Bexar County commissioners create department focused on preventative health, receive elder abuse update
Bexar County commissioners last week created a new county agency to get local residents in better health and better prepared for the next pandemic.
The Department of Health and Environmental Services will be funded with $2 million from federal COVID relief funds. A major preventative care messaging campaign is expected from the new department. Local health officials report 71% of local residents were found to be either overweight or obese in recent years.
Commissioners approved the hiring of three new staffers, including a public health director, to lead the county department, which could start up in half-a-year or after the next county budget cycle.
Bexar County Manager David Smith proposed the new department, which he said brings together existing county departments related to health and the environment. County officials said the pandemic unmasked flaws in the county's approach to public health.
Judge Nelson Wolff said preventative care could have spared many lives during the pandemic.

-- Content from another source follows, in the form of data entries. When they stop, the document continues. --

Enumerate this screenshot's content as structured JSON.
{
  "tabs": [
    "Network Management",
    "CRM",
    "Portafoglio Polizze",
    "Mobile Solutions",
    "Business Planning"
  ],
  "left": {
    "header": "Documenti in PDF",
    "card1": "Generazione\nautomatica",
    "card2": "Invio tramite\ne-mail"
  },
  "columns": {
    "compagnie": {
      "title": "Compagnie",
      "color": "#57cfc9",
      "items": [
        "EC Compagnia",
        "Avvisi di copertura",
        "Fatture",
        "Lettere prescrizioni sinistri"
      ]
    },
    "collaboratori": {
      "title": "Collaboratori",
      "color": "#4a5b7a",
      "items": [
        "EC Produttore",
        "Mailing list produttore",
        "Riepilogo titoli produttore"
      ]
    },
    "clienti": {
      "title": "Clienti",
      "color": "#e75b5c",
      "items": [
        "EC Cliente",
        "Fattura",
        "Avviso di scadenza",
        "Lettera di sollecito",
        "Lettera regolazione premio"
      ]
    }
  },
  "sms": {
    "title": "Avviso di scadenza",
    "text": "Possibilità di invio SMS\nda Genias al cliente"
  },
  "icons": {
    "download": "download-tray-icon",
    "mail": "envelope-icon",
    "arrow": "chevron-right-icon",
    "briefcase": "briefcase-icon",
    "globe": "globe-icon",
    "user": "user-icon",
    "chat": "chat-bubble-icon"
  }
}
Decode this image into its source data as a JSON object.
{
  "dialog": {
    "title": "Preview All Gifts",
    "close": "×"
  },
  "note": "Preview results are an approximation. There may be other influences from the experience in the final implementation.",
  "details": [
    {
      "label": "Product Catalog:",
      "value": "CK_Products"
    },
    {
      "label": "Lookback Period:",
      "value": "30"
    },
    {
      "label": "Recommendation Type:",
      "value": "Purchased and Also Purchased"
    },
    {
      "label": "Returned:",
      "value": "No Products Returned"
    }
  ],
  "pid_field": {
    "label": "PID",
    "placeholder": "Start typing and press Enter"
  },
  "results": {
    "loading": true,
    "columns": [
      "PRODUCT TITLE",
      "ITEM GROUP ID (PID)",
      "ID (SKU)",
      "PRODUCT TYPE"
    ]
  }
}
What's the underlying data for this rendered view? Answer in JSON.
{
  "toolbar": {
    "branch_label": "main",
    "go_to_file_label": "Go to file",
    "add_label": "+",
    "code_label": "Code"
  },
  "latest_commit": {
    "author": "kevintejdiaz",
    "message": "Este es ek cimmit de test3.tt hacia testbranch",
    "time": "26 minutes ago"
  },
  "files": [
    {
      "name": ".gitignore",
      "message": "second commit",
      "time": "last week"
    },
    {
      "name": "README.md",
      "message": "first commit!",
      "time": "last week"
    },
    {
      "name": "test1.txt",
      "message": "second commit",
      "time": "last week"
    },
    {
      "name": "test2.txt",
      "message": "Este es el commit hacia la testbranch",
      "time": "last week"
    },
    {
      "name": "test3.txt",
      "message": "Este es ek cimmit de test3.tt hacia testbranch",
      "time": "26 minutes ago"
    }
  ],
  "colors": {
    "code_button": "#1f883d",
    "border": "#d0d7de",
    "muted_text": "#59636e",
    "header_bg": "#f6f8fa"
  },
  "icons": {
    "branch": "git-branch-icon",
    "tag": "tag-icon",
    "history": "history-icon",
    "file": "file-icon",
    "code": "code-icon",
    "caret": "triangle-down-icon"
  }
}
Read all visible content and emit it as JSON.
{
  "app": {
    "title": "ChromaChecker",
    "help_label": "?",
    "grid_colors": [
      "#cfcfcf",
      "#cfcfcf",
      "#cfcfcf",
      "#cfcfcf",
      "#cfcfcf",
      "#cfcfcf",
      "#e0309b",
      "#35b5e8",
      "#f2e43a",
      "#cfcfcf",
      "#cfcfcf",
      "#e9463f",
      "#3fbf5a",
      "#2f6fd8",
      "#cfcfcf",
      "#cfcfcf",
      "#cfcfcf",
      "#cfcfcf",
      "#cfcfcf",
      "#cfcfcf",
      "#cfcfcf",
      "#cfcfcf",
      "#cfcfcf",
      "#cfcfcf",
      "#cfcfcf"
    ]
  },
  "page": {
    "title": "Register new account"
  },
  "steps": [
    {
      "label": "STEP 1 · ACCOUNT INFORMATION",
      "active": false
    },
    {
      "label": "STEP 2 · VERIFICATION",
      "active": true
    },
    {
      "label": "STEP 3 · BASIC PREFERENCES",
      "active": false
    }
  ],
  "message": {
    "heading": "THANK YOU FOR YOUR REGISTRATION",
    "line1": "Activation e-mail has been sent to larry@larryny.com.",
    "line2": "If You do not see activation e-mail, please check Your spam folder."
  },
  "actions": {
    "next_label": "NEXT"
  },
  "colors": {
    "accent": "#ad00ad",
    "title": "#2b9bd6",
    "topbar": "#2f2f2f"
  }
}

"Over 5,300 and some odd of our citizens died from COVID-19 and most of them had underlying health conditions," Wolff said.
Conditions like heart and lung disease, obesity, and diabetes which largely could have been prevented through healthier lifestyles.
Commissioners also approved a proclamation to declare June Elder Abuse Prevention Month. Samantha Hernandez, a local unit supervisor of the Texas Department of Adult Protect Services, told commissioners Bexar County has a high rate of elder abuse.
"In 2021, Bexar County adult protective service staff received 10,082 reports of abuse, neglect, or financial exploitation. Bexar County continues to receive the second highest number of abuse, neglect, and exploitation reports in the state," she said.
Statewide, Hernandez said more than 100,000 older Texans were victims.
Elder abuse can be reported to a statewide hotline at 1-800-252-5400.
Commissioners have beefed up funding for the district attorney to better prosecute crimes against the elderly.
Commissioners also approved two major road projects on opposite ends of the county totaling nearly $4.5 million.
Most of that funding will be spent on improving a flood prone stretch of Pearsall Road near McNair Middle School in Southwest Bexar County.
The county's Director of Public Works Renee Green told commissioners it will make the roadway safer for school traffic.
"That particular area is where Elm Creek crosses, and so it's a low water crossing now and subject to flooding. We're going to replace the existing culverts with a 200-foot long bridge class structure," she said.
The other approved road project involves safety improvements to the intersection at Borgfeld Drive and Kinder Parkway at the Kinder Ranch home development in far North Bexar County.